SENEGAL, colony of French West Africa (q.v.) bounded on the north by Mauritania (q.v.), west by the Atlantic, south by Portuguese Guinea and French Guinea, and east by the Faleme, which separates it from the colony of French Sudan (q.v.). Wedged into Senegal and surrounded by it save seawards is the British colony of the Gambia. The colony of Senegal has an area of 192,00o square kilometres and a pop. (1933) of 1,619,944 (density 8.43 per square kilometre) of which 6,90o are Europeans.
The coast extends from the mouth of the Senegal to Cape Roxo, where the Portuguese frontier begins. The only gulf on the coast is that which lies to the south of Cape Verde and contains the island of Goree (q.v.). The coast in the northern part is low, arid, desolate and dune-skirted, its monotony relieved only here and there by cliffs and plateaux. Farther south it becomes marshy, and clothed with luxuriant vegetation. A little to the north of the Gambia the coast-line is much broken by the archipelago of islands formed by the Salum estuary, whilst south of the Gambia is the broad estuary of the Casamance. Be tween the Senegal and the Gambia and as far east as about 13° W., the country behind the seaboard is a slightly elevated and, for the most part, barren plain. Farther east is a mountainous and fertile region with altitudes of over 4,000 feet. The moun tains sink abruptly towards the Niger valley, while southwards they join the Futa Jallon highlands. On the north they extend to the left bank of the Senegal and throw out spurs into the desert beyond. The Senegal (q.v.), its tributary the Faleme, and the upper course of the Gambia (q.v.) are the chief rivers which drain the country. The Salum, already mentioned, is a river-like estuary which penetrates fully 1 oo m. and is split into many channels. It is navigable from the sea for 6o miles. The Casamance flows between the Gambia to the north and the Cacheo to the south, and has a drainage area of some 6,000 square miles. Rising in the Futa Jallon, the river has a course of about 2 1 2 m., and at Sedhiu, 105 m. from the sea, is 1 m. broad. The mouth of the river is fully 6 m. wide. Six to seven feet of water cover the bar at low tide, the river being navigable by shallow draught vessels for the greater part of its length.
The low region of the seaboard consists of sand stones or clay rocks and loose beds of reddish soil, containing marine shells. At certain points, such as Cape Verde and Cape Roxo (or Rouge), the red sandstones crop out, giving to the latter its name. Clay slates also occur, and at intervals these sedimen tary strata are interrupted by basaltic amygdaloid and volcanic rocks. For instance the island of Goree is basaltic. The base of the mountains is formed in certain places of clay slate, but more generally of granite, porphyry, syenite or trachyte. In those dis tricts mica-schists and iron ores occur. Iron and gold are found in the mountains and the alluvial deposits.
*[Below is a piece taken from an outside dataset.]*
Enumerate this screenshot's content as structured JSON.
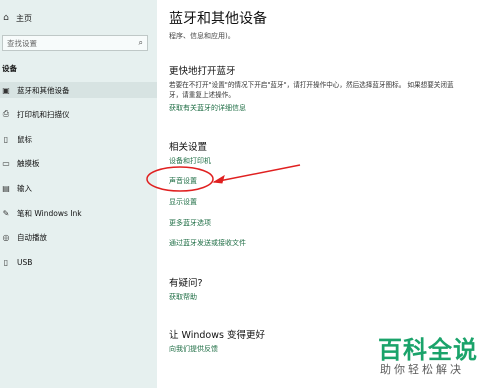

Many of the valleys are covered with fertile soils; but the rest of the country is rather arid and sterile.
Climate.—There are two seasons, the dry and the rainy, the latter contemporaneous with the European summer. In the rainy season the wind blows from the sea, in the dry season the har mattan sweeps seaward from the Sahara. Along the seaboard the dry season is cool and agreeable; in the interior it is temperate in the three months which correspond to the European winter, for the rest of the year the heat is excessive. The maximum readings (90° to ioo° F), which are exceptional at St. Louis, become almost the rule at Bakel on the upper Senegal. The mean tem perature at St. Louis is 68° to 7o° F. The rainy season begins at Goree between the 27th of June and the 13th of July. During this period stornis are frequent and the Senegal overflows and floods the lowlands.
The principal tree is the baobab (Adan sonia digitata), which sometimes at the height of 24 ft. has 'a diameter of 34 and a circumference of 104 feet. Acacias are numerous, one species, A. adansonia, being valuable for ship timber. Among the palm-trees is the ronier, whose wood resists moisture and the attacks of insects; in some places, as in Cayor, it forms magnificent forests. The mampatas grows sometimes too ft. high, its branches beginning at a height of about 25 feet. Landolphia and other rubber plants, and the oil-palm, grow lux uriantly in the Casamance district. The karite, or shea-butter tree, is common. Wild indigo is abundant, and the cotton plant is indigenous.